“You did not come here for my help, and my advice is clearly a secondary objective, so I reiterate, why are you here?” He was aiming for weary resignation but I heard his curiosity, I had piqued his interest, he wanted to know what I had planned, was looking forward to seeing what I would do next.

“I came because I wanted to, because there is nowhere else I could think of going, because I knew you would understand. I didn’t get it, thought I understood when I saw Amanda but I didn’t, not until…” I choked again, “No children John.”

“No children, Mr Dresden.”


I stayed in Marcone’s office for the remainder of the day, he continued with his work, disappeared periodically for meetings attending meetings, whenever he returned he acknowledged me with a nod, but otherwise ignored me, he never once hinted that I should leave.

I found his presence soothing, it helped me to think, to plan. All of a sudden I needed to think ahead by years rather than by hours or days, there would be no more winging it, no more flying by the seat of my pants, I needed to think like John and being in John’s presence, in his space focussed me.

It was dark by the time had finally restored my mind to some semblance of order and got my emotions back under control, I waited for John to come back from his latest meeting and ambushed him as he walked through the door.

“I’ll be going now, I’ll probably be away from Chicago for a while, please keep my city safe while I’m gone.” I even managed to produce a slight smirk for old times’ sake.
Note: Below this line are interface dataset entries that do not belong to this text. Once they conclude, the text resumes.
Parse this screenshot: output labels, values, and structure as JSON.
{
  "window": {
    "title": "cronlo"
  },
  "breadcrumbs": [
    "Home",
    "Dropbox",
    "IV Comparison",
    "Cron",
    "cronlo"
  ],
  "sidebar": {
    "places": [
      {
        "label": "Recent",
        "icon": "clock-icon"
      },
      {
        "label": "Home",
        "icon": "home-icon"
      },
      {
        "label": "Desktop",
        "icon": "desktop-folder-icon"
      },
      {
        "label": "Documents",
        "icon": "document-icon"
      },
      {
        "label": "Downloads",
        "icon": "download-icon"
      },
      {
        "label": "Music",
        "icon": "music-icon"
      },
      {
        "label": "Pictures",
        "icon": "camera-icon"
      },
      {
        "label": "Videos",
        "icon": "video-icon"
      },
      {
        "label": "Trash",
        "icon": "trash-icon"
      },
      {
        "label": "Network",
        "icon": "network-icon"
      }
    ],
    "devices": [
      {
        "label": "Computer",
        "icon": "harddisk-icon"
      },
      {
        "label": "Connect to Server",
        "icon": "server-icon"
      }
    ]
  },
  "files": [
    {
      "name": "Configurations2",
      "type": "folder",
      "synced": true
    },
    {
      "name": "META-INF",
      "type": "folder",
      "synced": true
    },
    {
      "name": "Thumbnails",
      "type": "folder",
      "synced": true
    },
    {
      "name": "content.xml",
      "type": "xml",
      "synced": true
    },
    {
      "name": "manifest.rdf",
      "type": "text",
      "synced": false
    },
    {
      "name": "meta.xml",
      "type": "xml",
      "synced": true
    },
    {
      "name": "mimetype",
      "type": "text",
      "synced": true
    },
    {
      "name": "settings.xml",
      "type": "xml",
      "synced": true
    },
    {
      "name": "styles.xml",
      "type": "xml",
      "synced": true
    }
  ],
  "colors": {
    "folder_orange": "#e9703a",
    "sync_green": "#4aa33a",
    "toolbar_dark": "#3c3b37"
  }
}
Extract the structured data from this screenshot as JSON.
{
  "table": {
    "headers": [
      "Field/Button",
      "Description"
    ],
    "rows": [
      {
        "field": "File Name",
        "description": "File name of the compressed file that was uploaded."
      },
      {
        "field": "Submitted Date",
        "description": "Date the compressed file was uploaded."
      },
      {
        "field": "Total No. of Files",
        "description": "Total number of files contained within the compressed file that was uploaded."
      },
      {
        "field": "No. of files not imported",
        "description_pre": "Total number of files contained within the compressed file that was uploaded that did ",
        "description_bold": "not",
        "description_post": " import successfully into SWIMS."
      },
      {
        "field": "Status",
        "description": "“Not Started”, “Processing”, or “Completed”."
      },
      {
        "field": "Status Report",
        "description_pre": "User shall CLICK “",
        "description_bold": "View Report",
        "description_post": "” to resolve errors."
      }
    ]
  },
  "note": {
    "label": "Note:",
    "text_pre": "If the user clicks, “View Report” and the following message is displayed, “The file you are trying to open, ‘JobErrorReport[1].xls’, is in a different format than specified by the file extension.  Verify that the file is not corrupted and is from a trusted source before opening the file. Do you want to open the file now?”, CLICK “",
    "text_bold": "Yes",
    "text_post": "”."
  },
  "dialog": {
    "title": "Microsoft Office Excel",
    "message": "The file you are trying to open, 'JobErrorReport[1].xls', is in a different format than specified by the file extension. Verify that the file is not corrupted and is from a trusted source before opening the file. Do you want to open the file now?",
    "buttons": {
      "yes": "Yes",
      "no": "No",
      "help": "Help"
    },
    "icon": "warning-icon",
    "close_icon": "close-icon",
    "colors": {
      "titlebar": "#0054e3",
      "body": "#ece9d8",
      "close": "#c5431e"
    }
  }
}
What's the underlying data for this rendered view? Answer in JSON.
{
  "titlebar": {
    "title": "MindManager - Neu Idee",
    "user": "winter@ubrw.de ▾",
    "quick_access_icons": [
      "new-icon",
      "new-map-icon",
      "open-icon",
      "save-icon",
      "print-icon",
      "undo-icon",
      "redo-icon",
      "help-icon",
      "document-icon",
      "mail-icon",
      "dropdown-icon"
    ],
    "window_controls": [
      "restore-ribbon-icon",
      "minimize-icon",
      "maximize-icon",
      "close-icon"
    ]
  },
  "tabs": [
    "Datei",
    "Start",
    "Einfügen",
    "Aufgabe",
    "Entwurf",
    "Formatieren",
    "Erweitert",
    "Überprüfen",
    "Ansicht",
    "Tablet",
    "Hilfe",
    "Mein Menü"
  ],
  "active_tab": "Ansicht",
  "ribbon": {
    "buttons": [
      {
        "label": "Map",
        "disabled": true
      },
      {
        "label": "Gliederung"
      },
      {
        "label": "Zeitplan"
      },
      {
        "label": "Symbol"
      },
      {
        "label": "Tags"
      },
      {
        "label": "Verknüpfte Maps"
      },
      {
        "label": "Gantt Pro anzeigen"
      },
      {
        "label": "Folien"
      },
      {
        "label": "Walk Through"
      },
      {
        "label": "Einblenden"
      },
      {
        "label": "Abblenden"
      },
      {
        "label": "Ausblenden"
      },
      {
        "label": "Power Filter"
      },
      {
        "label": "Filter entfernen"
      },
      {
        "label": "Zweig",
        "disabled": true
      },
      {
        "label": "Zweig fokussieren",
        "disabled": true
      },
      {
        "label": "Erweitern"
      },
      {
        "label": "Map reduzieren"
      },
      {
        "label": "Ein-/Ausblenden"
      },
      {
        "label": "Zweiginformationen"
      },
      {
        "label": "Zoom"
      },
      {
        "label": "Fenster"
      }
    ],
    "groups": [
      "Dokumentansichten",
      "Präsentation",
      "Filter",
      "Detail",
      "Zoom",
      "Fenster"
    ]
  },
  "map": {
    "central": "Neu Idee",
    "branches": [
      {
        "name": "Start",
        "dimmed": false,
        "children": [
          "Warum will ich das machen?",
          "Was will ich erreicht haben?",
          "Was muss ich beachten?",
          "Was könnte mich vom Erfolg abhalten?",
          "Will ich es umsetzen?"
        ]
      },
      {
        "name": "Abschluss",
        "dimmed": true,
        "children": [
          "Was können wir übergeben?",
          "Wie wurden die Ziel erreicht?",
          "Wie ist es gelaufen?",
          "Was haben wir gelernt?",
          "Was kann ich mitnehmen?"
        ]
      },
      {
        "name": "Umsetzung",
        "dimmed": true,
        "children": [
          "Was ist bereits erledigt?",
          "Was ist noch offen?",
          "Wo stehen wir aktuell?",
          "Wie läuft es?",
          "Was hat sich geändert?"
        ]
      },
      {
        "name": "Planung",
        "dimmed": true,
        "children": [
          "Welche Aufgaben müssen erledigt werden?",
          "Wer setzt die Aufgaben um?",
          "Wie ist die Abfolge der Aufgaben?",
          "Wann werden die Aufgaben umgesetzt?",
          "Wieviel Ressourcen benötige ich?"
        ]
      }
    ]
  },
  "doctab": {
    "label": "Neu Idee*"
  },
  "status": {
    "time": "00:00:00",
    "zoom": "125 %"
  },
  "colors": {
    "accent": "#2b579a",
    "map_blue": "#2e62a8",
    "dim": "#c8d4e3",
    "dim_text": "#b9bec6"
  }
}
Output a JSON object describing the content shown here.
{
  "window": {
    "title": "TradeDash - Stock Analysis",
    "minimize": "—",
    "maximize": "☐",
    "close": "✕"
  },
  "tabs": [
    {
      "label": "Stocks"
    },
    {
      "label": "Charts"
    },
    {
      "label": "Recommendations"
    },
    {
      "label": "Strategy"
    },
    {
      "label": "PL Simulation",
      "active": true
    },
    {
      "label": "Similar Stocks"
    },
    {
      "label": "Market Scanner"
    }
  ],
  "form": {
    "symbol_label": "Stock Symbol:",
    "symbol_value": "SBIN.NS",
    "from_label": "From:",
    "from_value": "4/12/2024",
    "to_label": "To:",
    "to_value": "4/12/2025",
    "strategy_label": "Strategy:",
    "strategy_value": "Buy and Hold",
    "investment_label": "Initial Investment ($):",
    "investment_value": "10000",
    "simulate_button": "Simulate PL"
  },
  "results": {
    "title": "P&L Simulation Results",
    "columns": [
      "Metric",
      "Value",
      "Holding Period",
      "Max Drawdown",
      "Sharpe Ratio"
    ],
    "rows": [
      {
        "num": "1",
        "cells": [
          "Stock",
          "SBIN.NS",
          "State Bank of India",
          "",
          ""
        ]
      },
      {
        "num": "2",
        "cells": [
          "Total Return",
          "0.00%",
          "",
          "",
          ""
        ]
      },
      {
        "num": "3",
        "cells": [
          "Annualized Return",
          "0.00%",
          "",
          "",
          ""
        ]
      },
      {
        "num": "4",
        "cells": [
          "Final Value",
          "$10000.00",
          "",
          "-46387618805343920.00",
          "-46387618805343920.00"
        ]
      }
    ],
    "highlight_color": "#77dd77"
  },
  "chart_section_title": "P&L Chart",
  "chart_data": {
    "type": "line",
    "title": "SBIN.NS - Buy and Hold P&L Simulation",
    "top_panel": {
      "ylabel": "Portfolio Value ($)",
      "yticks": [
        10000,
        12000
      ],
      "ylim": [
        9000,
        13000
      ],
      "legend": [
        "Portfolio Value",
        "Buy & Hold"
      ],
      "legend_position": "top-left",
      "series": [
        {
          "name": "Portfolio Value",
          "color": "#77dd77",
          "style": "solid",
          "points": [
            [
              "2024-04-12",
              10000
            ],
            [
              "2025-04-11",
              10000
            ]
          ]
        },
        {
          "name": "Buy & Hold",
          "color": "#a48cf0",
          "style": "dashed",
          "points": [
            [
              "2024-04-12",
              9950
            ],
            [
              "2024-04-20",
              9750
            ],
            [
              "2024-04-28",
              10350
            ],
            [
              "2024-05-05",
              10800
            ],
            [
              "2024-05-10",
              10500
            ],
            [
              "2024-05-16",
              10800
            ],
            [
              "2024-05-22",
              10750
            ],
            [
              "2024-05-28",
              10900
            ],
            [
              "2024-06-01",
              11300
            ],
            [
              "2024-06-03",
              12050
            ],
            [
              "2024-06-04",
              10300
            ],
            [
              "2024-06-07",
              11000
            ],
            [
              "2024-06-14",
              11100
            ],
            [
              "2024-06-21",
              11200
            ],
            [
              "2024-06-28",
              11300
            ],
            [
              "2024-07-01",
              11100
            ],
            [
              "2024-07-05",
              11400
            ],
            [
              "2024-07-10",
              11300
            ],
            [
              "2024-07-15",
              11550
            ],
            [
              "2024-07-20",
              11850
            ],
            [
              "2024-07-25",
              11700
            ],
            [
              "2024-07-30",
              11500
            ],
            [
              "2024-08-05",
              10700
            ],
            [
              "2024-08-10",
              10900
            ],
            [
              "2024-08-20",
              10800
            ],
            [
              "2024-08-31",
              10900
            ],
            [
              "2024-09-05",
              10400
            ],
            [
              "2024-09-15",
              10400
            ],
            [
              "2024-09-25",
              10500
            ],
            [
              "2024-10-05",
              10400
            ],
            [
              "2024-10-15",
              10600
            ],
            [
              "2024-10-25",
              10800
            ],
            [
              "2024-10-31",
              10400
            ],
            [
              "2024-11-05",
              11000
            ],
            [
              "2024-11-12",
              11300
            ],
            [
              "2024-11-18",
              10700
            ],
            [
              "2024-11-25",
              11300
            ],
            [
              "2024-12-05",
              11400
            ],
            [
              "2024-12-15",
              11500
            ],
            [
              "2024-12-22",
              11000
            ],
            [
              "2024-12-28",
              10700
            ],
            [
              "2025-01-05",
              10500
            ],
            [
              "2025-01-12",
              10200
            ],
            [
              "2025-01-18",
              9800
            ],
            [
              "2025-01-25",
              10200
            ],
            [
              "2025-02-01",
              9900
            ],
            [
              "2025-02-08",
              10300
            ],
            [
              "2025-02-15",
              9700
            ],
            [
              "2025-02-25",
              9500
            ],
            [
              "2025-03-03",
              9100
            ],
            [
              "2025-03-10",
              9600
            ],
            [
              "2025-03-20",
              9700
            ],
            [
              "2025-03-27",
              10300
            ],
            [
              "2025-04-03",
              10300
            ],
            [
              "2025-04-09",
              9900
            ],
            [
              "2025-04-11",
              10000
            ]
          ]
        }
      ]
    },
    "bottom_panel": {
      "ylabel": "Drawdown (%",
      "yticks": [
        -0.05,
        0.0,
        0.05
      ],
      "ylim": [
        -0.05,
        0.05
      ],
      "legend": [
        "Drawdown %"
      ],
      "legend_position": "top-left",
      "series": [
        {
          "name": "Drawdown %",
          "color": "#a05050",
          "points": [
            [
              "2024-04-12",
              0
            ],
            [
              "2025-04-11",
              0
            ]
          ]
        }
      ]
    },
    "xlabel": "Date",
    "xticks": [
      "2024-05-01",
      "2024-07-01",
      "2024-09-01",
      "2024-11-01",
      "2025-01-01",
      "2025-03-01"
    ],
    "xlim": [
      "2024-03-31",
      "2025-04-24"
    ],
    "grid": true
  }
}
“Of course Mr Dresden, I will keep my city safe.” The emphasis on the possessive pronoun was slight but there. My smirk widened.

“Call me Harry,” I insisted. He raised an eyebrow at me and I supressed a sarcastic comment at this second reminder of Vetinari. “Consider it an apology John, I was wrong.”

“Wrong about what, Harry?” He asked, putting that almost-not-there emphasis on my name.

I reached out and gripped the back of his neck, squeezing affectionately. “You,” I replied and briefly brought my forehead down to touch his, then I was out of the door and making for the stairs before he had chance to respond.